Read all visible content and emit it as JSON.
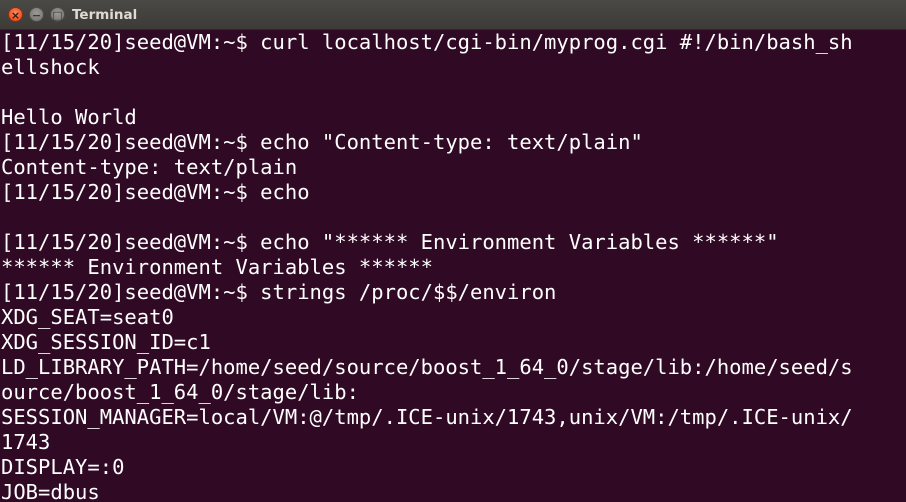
{
  "window": {
    "title": "Terminal",
    "close_symbol": "×",
    "minimize_symbol": "−",
    "maximize_symbol": "□"
  },
  "colors": {
    "terminal_background": "#300a24",
    "terminal_foreground": "#ffffff",
    "titlebar": "#3c3b37",
    "close_button": "#e95420"
  },
  "terminal": {
    "lines": [
      "[11/15/20]seed@VM:~$ curl localhost/cgi-bin/myprog.cgi #!/bin/bash_sh",
      "ellshock",
      "",
      "Hello World",
      "[11/15/20]seed@VM:~$ echo \"Content-type: text/plain\"",
      "Content-type: text/plain",
      "[11/15/20]seed@VM:~$ echo",
      "",
      "[11/15/20]seed@VM:~$ echo \"****** Environment Variables ******\"",
      "****** Environment Variables ******",
      "[11/15/20]seed@VM:~$ strings /proc/$$/environ",
      "XDG_SEAT=seat0",
      "XDG_SESSION_ID=c1",
      "LD_LIBRARY_PATH=/home/seed/source/boost_1_64_0/stage/lib:/home/seed/s",
      "ource/boost_1_64_0/stage/lib:",
      "SESSION_MANAGER=local/VM:@/tmp/.ICE-unix/1743,unix/VM:/tmp/.ICE-unix/",
      "1743",
      "DISPLAY=:0",
      "JOB=dbus"
    ]
  }
}
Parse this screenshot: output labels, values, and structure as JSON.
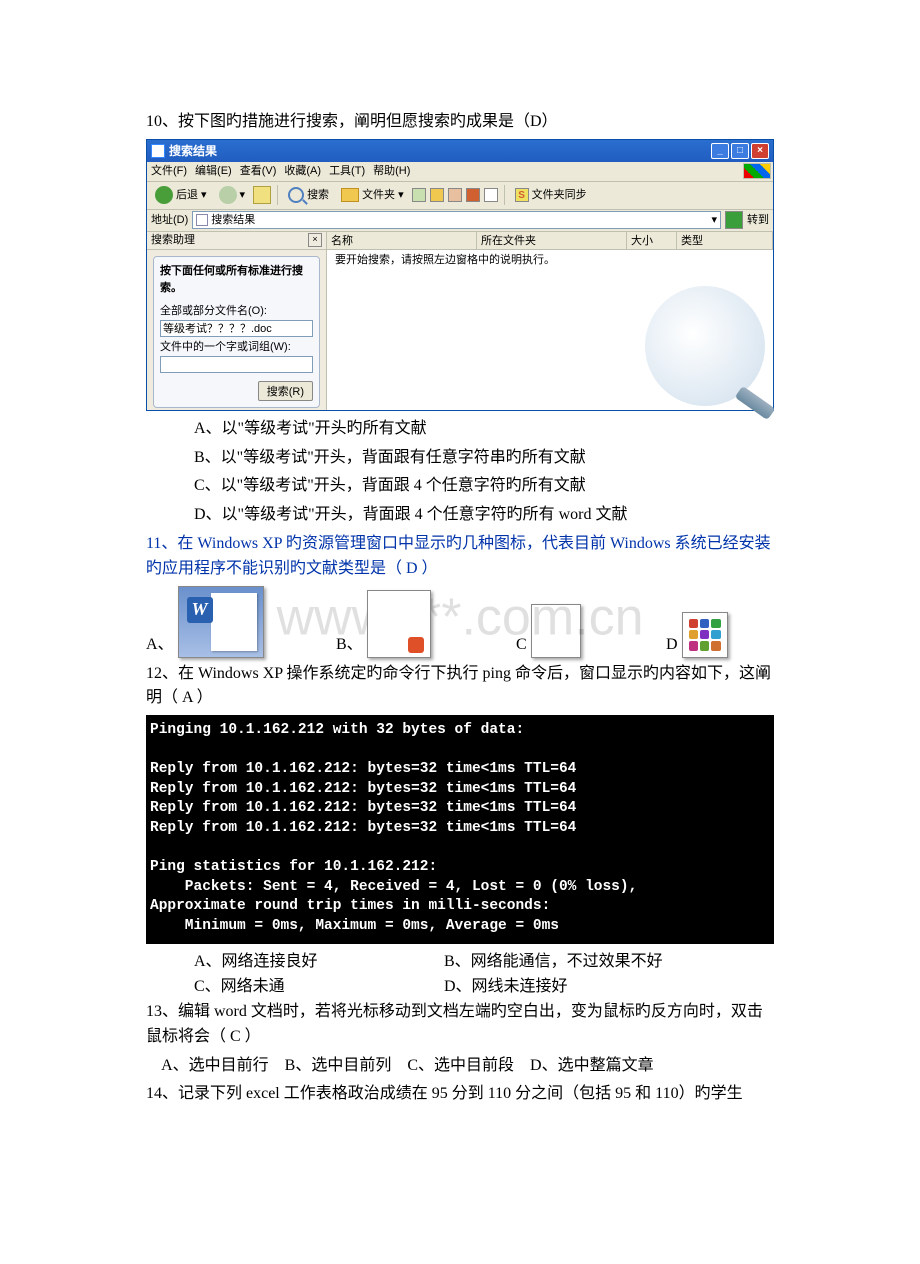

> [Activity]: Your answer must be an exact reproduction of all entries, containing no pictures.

> [Written solution]:
Read all visible content and emit it as JSON.
{
  "window": {
    "title": "Terminal",
    "close_symbol": "×",
    "minimize_symbol": "−",
    "maximize_symbol": "□"
  },
  "colors": {
    "terminal_background": "#300a24",
    "terminal_foreground": "#ffffff",
    "titlebar": "#3c3b37",
    "close_button": "#e95420"
  },
  "terminal": {
    "lines": [
      "[11/15/20]seed@VM:~$ curl localhost/cgi-bin/myprog.cgi #!/bin/bash_sh",
      "ellshock",
      "",
      "Hello World",
      "[11/15/20]seed@VM:~$ echo \"Content-type: text/plain\"",
      "Content-type: text/plain",
      "[11/15/20]seed@VM:~$ echo",
      "",
      "[11/15/20]seed@VM:~$ echo \"****** Environment Variables ******\"",
      "****** Environment Variables ******",
      "[11/15/20]seed@VM:~$ strings /proc/$$/environ",
      "XDG_SEAT=seat0",
      "XDG_SESSION_ID=c1",
      "LD_LIBRARY_PATH=/home/seed/source/boost_1_64_0/stage/lib:/home/seed/s",
      "ource/boost_1_64_0/stage/lib:",
      "SESSION_MANAGER=local/VM:@/tmp/.ICE-unix/1743,unix/VM:/tmp/.ICE-unix/",
      "1743",
      "DISPLAY=:0",
      "JOB=dbus"
    ]
  }
}
Parse this screenshot: output labels, values, and structure as JSON.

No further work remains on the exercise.